There are tons of calls out there, one for every situation. There are predator calls, waterfowl calls, turkey calls and deer/elk calls and there are just as many manufacturers as there are calls. Just watch any outdoors program or read just about any hunting article and you will see the “pro” hawking his sponsor’s call, proclaiming you just aren’t a true hunter if you don’t have one. My question is, “are calls worth all of the hype or are they designed to attract more hunters than they are game?”
When I started hunting, more than 40 years ago, I never used calls. When hunting deer I would spot and stalk something I tend to do to this day. We all know this only works if you can work yourself in close enough without being detected. When I was waterfowl hunting it was mainly pass shooting with a .410 bolt action shotgun and when it came to turkey hunting it was a matter of setting up where the birds were and hope one came in close enough for a shot. With age comes wisdom and about 20 year ago I started using calls, mainly waterfowl calls. While I am no expert, I have noticed that my odds of taking game have increased.

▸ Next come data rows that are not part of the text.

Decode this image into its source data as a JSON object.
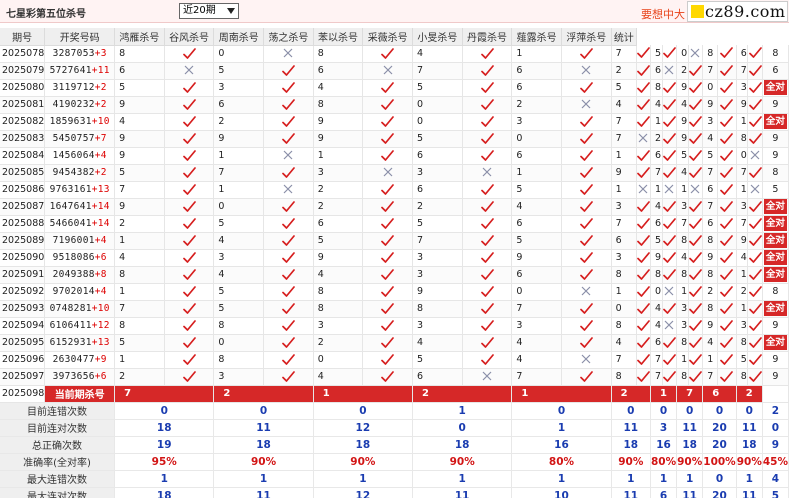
{
  "header": {
    "title": "七星彩第五位杀号",
    "select_value": "近20期",
    "promo": "要想中大",
    "logo_text": "cz89.com"
  },
  "columns": [
    "期号",
    "开奖号码",
    "鸿雁杀号",
    "谷风杀号",
    "周南杀号",
    "荡之杀号",
    "苯以杀号",
    "采薇杀号",
    "小旻杀号",
    "丹霞杀号",
    "薤露杀号",
    "浮萍杀号",
    "统计"
  ],
  "rows": [
    {
      "p": "2025078",
      "n": "3287053",
      "s": "+3",
      "k": [
        [
          "8",
          "c"
        ],
        [
          "0",
          "x"
        ],
        [
          "8",
          "c"
        ],
        [
          "4",
          "c"
        ],
        [
          "1",
          "c"
        ],
        [
          "7",
          "c"
        ],
        [
          "5",
          "c"
        ],
        [
          "0",
          "x"
        ],
        [
          "8",
          "c"
        ],
        [
          "6",
          "c"
        ]
      ],
      "t": "8"
    },
    {
      "p": "2025079",
      "n": "5727641",
      "s": "+11",
      "k": [
        [
          "6",
          "x"
        ],
        [
          "5",
          "c"
        ],
        [
          "6",
          "x"
        ],
        [
          "7",
          "c"
        ],
        [
          "6",
          "x"
        ],
        [
          "2",
          "c"
        ],
        [
          "6",
          "x"
        ],
        [
          "2",
          "c"
        ],
        [
          "7",
          "c"
        ],
        [
          "7",
          "c"
        ]
      ],
      "t": "6"
    },
    {
      "p": "2025080",
      "n": "3119712",
      "s": "+2",
      "k": [
        [
          "5",
          "c"
        ],
        [
          "3",
          "c"
        ],
        [
          "4",
          "c"
        ],
        [
          "5",
          "c"
        ],
        [
          "6",
          "c"
        ],
        [
          "5",
          "c"
        ],
        [
          "8",
          "c"
        ],
        [
          "9",
          "c"
        ],
        [
          "0",
          "c"
        ],
        [
          "3",
          "c"
        ]
      ],
      "t": "全对"
    },
    {
      "p": "2025081",
      "n": "4190232",
      "s": "+2",
      "k": [
        [
          "9",
          "c"
        ],
        [
          "6",
          "c"
        ],
        [
          "8",
          "c"
        ],
        [
          "0",
          "c"
        ],
        [
          "2",
          "x"
        ],
        [
          "4",
          "c"
        ],
        [
          "4",
          "c"
        ],
        [
          "4",
          "c"
        ],
        [
          "9",
          "c"
        ],
        [
          "9",
          "c"
        ]
      ],
      "t": "9"
    },
    {
      "p": "2025082",
      "n": "1859631",
      "s": "+10",
      "k": [
        [
          "4",
          "c"
        ],
        [
          "2",
          "c"
        ],
        [
          "9",
          "c"
        ],
        [
          "0",
          "c"
        ],
        [
          "3",
          "c"
        ],
        [
          "7",
          "c"
        ],
        [
          "1",
          "c"
        ],
        [
          "9",
          "c"
        ],
        [
          "3",
          "c"
        ],
        [
          "1",
          "c"
        ]
      ],
      "t": "全对"
    },
    {
      "p": "2025083",
      "n": "5450757",
      "s": "+7",
      "k": [
        [
          "9",
          "c"
        ],
        [
          "9",
          "c"
        ],
        [
          "9",
          "c"
        ],
        [
          "5",
          "c"
        ],
        [
          "0",
          "c"
        ],
        [
          "7",
          "x"
        ],
        [
          "2",
          "c"
        ],
        [
          "9",
          "c"
        ],
        [
          "4",
          "c"
        ],
        [
          "8",
          "c"
        ]
      ],
      "t": "9"
    },
    {
      "p": "2025084",
      "n": "1456064",
      "s": "+4",
      "k": [
        [
          "9",
          "c"
        ],
        [
          "1",
          "x"
        ],
        [
          "1",
          "c"
        ],
        [
          "6",
          "c"
        ],
        [
          "6",
          "c"
        ],
        [
          "1",
          "c"
        ],
        [
          "6",
          "c"
        ],
        [
          "5",
          "c"
        ],
        [
          "5",
          "c"
        ],
        [
          "0",
          "x"
        ]
      ],
      "t": "9"
    },
    {
      "p": "2025085",
      "n": "9454382",
      "s": "+2",
      "k": [
        [
          "5",
          "c"
        ],
        [
          "7",
          "c"
        ],
        [
          "3",
          "x"
        ],
        [
          "3",
          "x"
        ],
        [
          "1",
          "c"
        ],
        [
          "9",
          "c"
        ],
        [
          "7",
          "c"
        ],
        [
          "4",
          "c"
        ],
        [
          "7",
          "c"
        ],
        [
          "7",
          "c"
        ]
      ],
      "t": "8"
    },
    {
      "p": "2025086",
      "n": "9763161",
      "s": "+13",
      "k": [
        [
          "7",
          "c"
        ],
        [
          "1",
          "x"
        ],
        [
          "2",
          "c"
        ],
        [
          "6",
          "c"
        ],
        [
          "5",
          "c"
        ],
        [
          "1",
          "x"
        ],
        [
          "1",
          "x"
        ],
        [
          "1",
          "x"
        ],
        [
          "6",
          "c"
        ],
        [
          "1",
          "x"
        ]
      ],
      "t": "5"
    },
    {
      "p": "2025087",
      "n": "1647641",
      "s": "+14",
      "k": [
        [
          "9",
          "c"
        ],
        [
          "0",
          "c"
        ],
        [
          "2",
          "c"
        ],
        [
          "2",
          "c"
        ],
        [
          "4",
          "c"
        ],
        [
          "3",
          "c"
        ],
        [
          "4",
          "c"
        ],
        [
          "3",
          "c"
        ],
        [
          "7",
          "c"
        ],
        [
          "3",
          "c"
        ]
      ],
      "t": "全对"
    },
    {
      "p": "2025088",
      "n": "5466041",
      "s": "+14",
      "k": [
        [
          "2",
          "c"
        ],
        [
          "5",
          "c"
        ],
        [
          "6",
          "c"
        ],
        [
          "5",
          "c"
        ],
        [
          "6",
          "c"
        ],
        [
          "7",
          "c"
        ],
        [
          "6",
          "c"
        ],
        [
          "7",
          "c"
        ],
        [
          "6",
          "c"
        ],
        [
          "7",
          "c"
        ]
      ],
      "t": "全对"
    },
    {
      "p": "2025089",
      "n": "7196001",
      "s": "+4",
      "k": [
        [
          "1",
          "c"
        ],
        [
          "4",
          "c"
        ],
        [
          "5",
          "c"
        ],
        [
          "7",
          "c"
        ],
        [
          "5",
          "c"
        ],
        [
          "6",
          "c"
        ],
        [
          "5",
          "c"
        ],
        [
          "8",
          "c"
        ],
        [
          "8",
          "c"
        ],
        [
          "9",
          "c"
        ]
      ],
      "t": "全对"
    },
    {
      "p": "2025090",
      "n": "9518086",
      "s": "+6",
      "k": [
        [
          "4",
          "c"
        ],
        [
          "3",
          "c"
        ],
        [
          "9",
          "c"
        ],
        [
          "3",
          "c"
        ],
        [
          "9",
          "c"
        ],
        [
          "3",
          "c"
        ],
        [
          "9",
          "c"
        ],
        [
          "4",
          "c"
        ],
        [
          "9",
          "c"
        ],
        [
          "4",
          "c"
        ]
      ],
      "t": "全对"
    },
    {
      "p": "2025091",
      "n": "2049388",
      "s": "+8",
      "k": [
        [
          "8",
          "c"
        ],
        [
          "4",
          "c"
        ],
        [
          "4",
          "c"
        ],
        [
          "3",
          "c"
        ],
        [
          "6",
          "c"
        ],
        [
          "8",
          "c"
        ],
        [
          "8",
          "c"
        ],
        [
          "8",
          "c"
        ],
        [
          "8",
          "c"
        ],
        [
          "1",
          "c"
        ]
      ],
      "t": "全对"
    },
    {
      "p": "2025092",
      "n": "9702014",
      "s": "+4",
      "k": [
        [
          "1",
          "c"
        ],
        [
          "5",
          "c"
        ],
        [
          "8",
          "c"
        ],
        [
          "9",
          "c"
        ],
        [
          "0",
          "x"
        ],
        [
          "1",
          "c"
        ],
        [
          "0",
          "x"
        ],
        [
          "1",
          "c"
        ],
        [
          "2",
          "c"
        ],
        [
          "2",
          "c"
        ]
      ],
      "t": "8"
    },
    {
      "p": "2025093",
      "n": "0748281",
      "s": "+10",
      "k": [
        [
          "7",
          "c"
        ],
        [
          "5",
          "c"
        ],
        [
          "8",
          "c"
        ],
        [
          "8",
          "c"
        ],
        [
          "7",
          "c"
        ],
        [
          "0",
          "c"
        ],
        [
          "4",
          "c"
        ],
        [
          "3",
          "c"
        ],
        [
          "8",
          "c"
        ],
        [
          "1",
          "c"
        ]
      ],
      "t": "全对"
    },
    {
      "p": "2025094",
      "n": "6106411",
      "s": "+12",
      "k": [
        [
          "8",
          "c"
        ],
        [
          "8",
          "c"
        ],
        [
          "3",
          "c"
        ],
        [
          "3",
          "c"
        ],
        [
          "3",
          "c"
        ],
        [
          "8",
          "c"
        ],
        [
          "4",
          "x"
        ],
        [
          "3",
          "c"
        ],
        [
          "9",
          "c"
        ],
        [
          "3",
          "c"
        ]
      ],
      "t": "9"
    },
    {
      "p": "2025095",
      "n": "6152931",
      "s": "+13",
      "k": [
        [
          "5",
          "c"
        ],
        [
          "0",
          "c"
        ],
        [
          "2",
          "c"
        ],
        [
          "4",
          "c"
        ],
        [
          "4",
          "c"
        ],
        [
          "4",
          "c"
        ],
        [
          "6",
          "c"
        ],
        [
          "8",
          "c"
        ],
        [
          "4",
          "c"
        ],
        [
          "8",
          "c"
        ]
      ],
      "t": "全对"
    },
    {
      "p": "2025096",
      "n": "2630477",
      "s": "+9",
      "k": [
        [
          "1",
          "c"
        ],
        [
          "8",
          "c"
        ],
        [
          "0",
          "c"
        ],
        [
          "5",
          "c"
        ],
        [
          "4",
          "x"
        ],
        [
          "7",
          "c"
        ],
        [
          "7",
          "c"
        ],
        [
          "1",
          "c"
        ],
        [
          "1",
          "c"
        ],
        [
          "5",
          "c"
        ]
      ],
      "t": "9"
    },
    {
      "p": "2025097",
      "n": "3973656",
      "s": "+6",
      "k": [
        [
          "2",
          "c"
        ],
        [
          "3",
          "c"
        ],
        [
          "4",
          "c"
        ],
        [
          "6",
          "x"
        ],
        [
          "7",
          "c"
        ],
        [
          "8",
          "c"
        ],
        [
          "7",
          "c"
        ],
        [
          "8",
          "c"
        ],
        [
          "7",
          "c"
        ],
        [
          "8",
          "c"
        ]
      ],
      "t": "9"
    }
  ],
  "current": {
    "p": "2025098",
    "label": "当前期杀号",
    "vals": [
      "7",
      "2",
      "1",
      "2",
      "1",
      "2",
      "1",
      "7",
      "6",
      "2"
    ]
  },
  "stats": [
    {
      "label": "目前连错次数",
      "vals": [
        "0",
        "0",
        "0",
        "1",
        "0",
        "0",
        "0",
        "0",
        "0",
        "0",
        "2"
      ]
    },
    {
      "label": "目前连对次数",
      "vals": [
        "18",
        "11",
        "12",
        "0",
        "1",
        "11",
        "3",
        "11",
        "20",
        "11",
        "0"
      ]
    },
    {
      "label": "总正确次数",
      "vals": [
        "19",
        "18",
        "18",
        "18",
        "16",
        "18",
        "16",
        "18",
        "20",
        "18",
        "9"
      ]
    },
    {
      "label": "准确率(全对率)",
      "vals": [
        "95%",
        "90%",
        "90%",
        "90%",
        "80%",
        "90%",
        "80%",
        "90%",
        "100%",
        "90%",
        "45%"
      ],
      "rate": true
    },
    {
      "label": "最大连错次数",
      "vals": [
        "1",
        "1",
        "1",
        "1",
        "1",
        "1",
        "1",
        "1",
        "0",
        "1",
        "4"
      ]
    },
    {
      "label": "最大连对次数",
      "vals": [
        "18",
        "11",
        "12",
        "11",
        "10",
        "11",
        "6",
        "11",
        "20",
        "11",
        "5"
      ]
    }
  ],
  "colors": {
    "accent": "#d62828",
    "check": "#d61e1e",
    "cross": "#8a8fa8",
    "stat_blue": "#1a3cb0"
  }
}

While I had been successfully waterfowl hunting for many years without using calls, I have to admit a good call and the ability to use it, does make things much better. I learned about calls and calling from Bill Saiff III while hunting with him about 20 years ago and I haven’t looked back. Time after time I have been able to call birds back that were heck bent on going somewhere else.
There are tons of waterfowl calls out there. Some are really good; some not so much. I learned to call using Haydel’s calls so that is what I use. If it isn’t broken, don’t fix it. They are reed calls so it is like playing a musical instrument. Bottom line is that you won’t get good unless you practice. I watch and listen to birds and then try to mimic the sounds I hear. Remember, you just need to get them into gun range.
The very best turkey caller that I have ever known was my late friend Jack Hanley. He never failed to get his tom every year. I wish I could say the same. Really good turkey callers use mouth calls, something I have never been able to do. Instead, I use a plunger style box call that I picked up at Bass Pro Shops. This is basically an intro call, but it seems to work in the early season. In the fall I don’t call at all, as I have found that it is all about being in the right place at the right time.
This deer season will be the first time I have ever used a deer call. The call I picked up is from Primos and is called the “Revolver”. This call can be adjusted from estrus bleat right up to a mature grunt. Before getting this call I spoke with best large game hunter I know, Patrick Hanley. He has taken deer here in the Northeast and much of the rest of the country every way that you can legally do it and he uses calls. He told me he has called deer in using grunt calls from September to December. He also told me that when everyone is using grunt calls, switch over to doe bleats. I’ll take this info into the field with me this fall. I’ll let you know how I do.
When it is all said and done calls do work. How well they work depends on your ability to use them. Buying a call on Friday and using it on Saturday probably won’t work. Using a call takes practice. You need to do your homework. Watch the game during the off season. Listen to the sounds they make and then try to copy them.
I hope all goes well for you during this hunting season. Try using calls to better your odds. Ask other hunters about what calls they are using and how they are using them. The more information you have the better you will do.